Texas district court holds that independent recording studio willfully infringed copyright in plaintiff’s musical composition, finding defendant’s four-year delay in seeking post-recording license did not conform with industry practice.
Plaintiff Tempest Publishing Inc., a music publisher, sued Hacienda Records & Recording Studio, Hacienda Records, L.P., and Latin American Entertainment, LLC, alleging infringement of the copyrights to four musical works, including the song Somos Dos Gatos.
In 1992, Tejano-music songwriters Joe Martinez and Lee Quirino signed a songwriters contract granting exclusive rights in a song they composed, Dos Gatos, to Tessitura Music Trust. Tessitura then registered Dos Gatos with the Copyright Office, as well as music licensing organizations BMI, ASCAP, and Harry Fox Agency. Dos Gatos was recorded and released under the title Somos Dos Gatos.
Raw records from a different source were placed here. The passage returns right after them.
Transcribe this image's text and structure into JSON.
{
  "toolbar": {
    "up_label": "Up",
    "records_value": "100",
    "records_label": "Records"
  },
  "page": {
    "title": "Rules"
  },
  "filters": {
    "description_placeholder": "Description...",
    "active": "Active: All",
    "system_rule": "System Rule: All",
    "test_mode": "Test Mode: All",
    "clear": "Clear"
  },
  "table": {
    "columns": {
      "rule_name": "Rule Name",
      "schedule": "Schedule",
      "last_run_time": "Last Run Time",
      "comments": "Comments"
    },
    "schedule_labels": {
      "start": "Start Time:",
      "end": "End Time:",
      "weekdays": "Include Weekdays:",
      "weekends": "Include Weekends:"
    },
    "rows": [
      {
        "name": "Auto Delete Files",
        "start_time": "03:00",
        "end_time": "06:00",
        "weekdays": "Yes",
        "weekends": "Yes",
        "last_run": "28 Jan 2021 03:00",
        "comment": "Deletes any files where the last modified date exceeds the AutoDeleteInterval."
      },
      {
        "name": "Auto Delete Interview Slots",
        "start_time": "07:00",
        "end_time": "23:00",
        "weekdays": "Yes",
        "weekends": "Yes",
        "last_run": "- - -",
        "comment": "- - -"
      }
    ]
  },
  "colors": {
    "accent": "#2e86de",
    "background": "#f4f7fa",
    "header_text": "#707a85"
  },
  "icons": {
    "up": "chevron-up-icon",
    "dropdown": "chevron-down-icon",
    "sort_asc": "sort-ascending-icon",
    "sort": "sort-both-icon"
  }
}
In 1993, Musica Adelena acquired Tessitura’s interest in Dos Gatos, and, in 2000, Tempest acquired all of Musica Adelena’s contracts and copyrights, including the copyright to Somos Dos Gatos.
In 2008, Hacienda recorded and released an album titled Y Como le Hare, which included a song that was substantially similar to Somos Dos Gatos. During preparations for the album, Rick Garcia, the executive vice president in charge of licensing for Hacienda, researched Somos Dos Gatos on BMI’s website and learned that Musica Adelena owned the copyright to the song. Despite having this information, Garcia did not communicate with BMI or Harry Fox to obtain contact information for Musica Adelena, nor did he attempt to obtain a license to use Somos Dos Gatos before recording and distributing the album Y Como le Hare.
After concluding that plaintiff owned a valid copyright and that defendants had engaged in actionable copying, the court turned to the issue of damages. Tempest sought statutory damages, and Hacienda argued for lesser damages, asserting that its copying was innocent. The court rejected Hacienda’s innocent infringement argument, finding that it failed to show that it was unaware and had no reason to believe that its acts constituted copyright infringement. The court noted that Hacienda was on notice of Musica Adelena’s copyright based on Garcia’s review of the BMI website. It also found that Hacienda knew Somos Dos Gatos was copyrighted, as Hacienda listed the composers and publisher of Somos Dos Gatos on its Y Como le Hare album cover. Moreover, Hacienda could not credibly claim reliance on an industry practice of requesting a license shortly after an album was released. Even though Musica Adelena often granted licenses after an album’s release, the practice only applied to requests made before, or within a short period of time after, the album’s release. Hacienda’s four-year delay in requesting a post-release license did not conform with industry practice.
The district court also found that Hacienda’s infringement was willful. Hacienda and Garcia were experienced in the music industry and in the law prohibiting use of copyrighted songs without permission. They knew that Musica Adelena claimed rights to Somos Dos Gatos, and that Hacienda had no license to use it. Although Hacienda did not know that Tempest had purchased Musica Adelena, Hacienda did know that it needed to contact Musica Adelena or Harry Fox to obtain a license before releasing the song—and failed to do so.
To determine statutory damages, the court weighed Hacienda’s willful and non-innocent conduct against evidence that Tempest suffered no more than $4.37 in damages and that Hacienda had received net revenues of only $79.40, ultimately awarding only $5,000 in statutory damages. The court also declined to award attorneys’ fees to either party, noting that, although Hacienda had willfully infringed Somos Dos Gatos, the court had previously found that Hacienda had not infringed any of the three other songs that Tempest had sued on.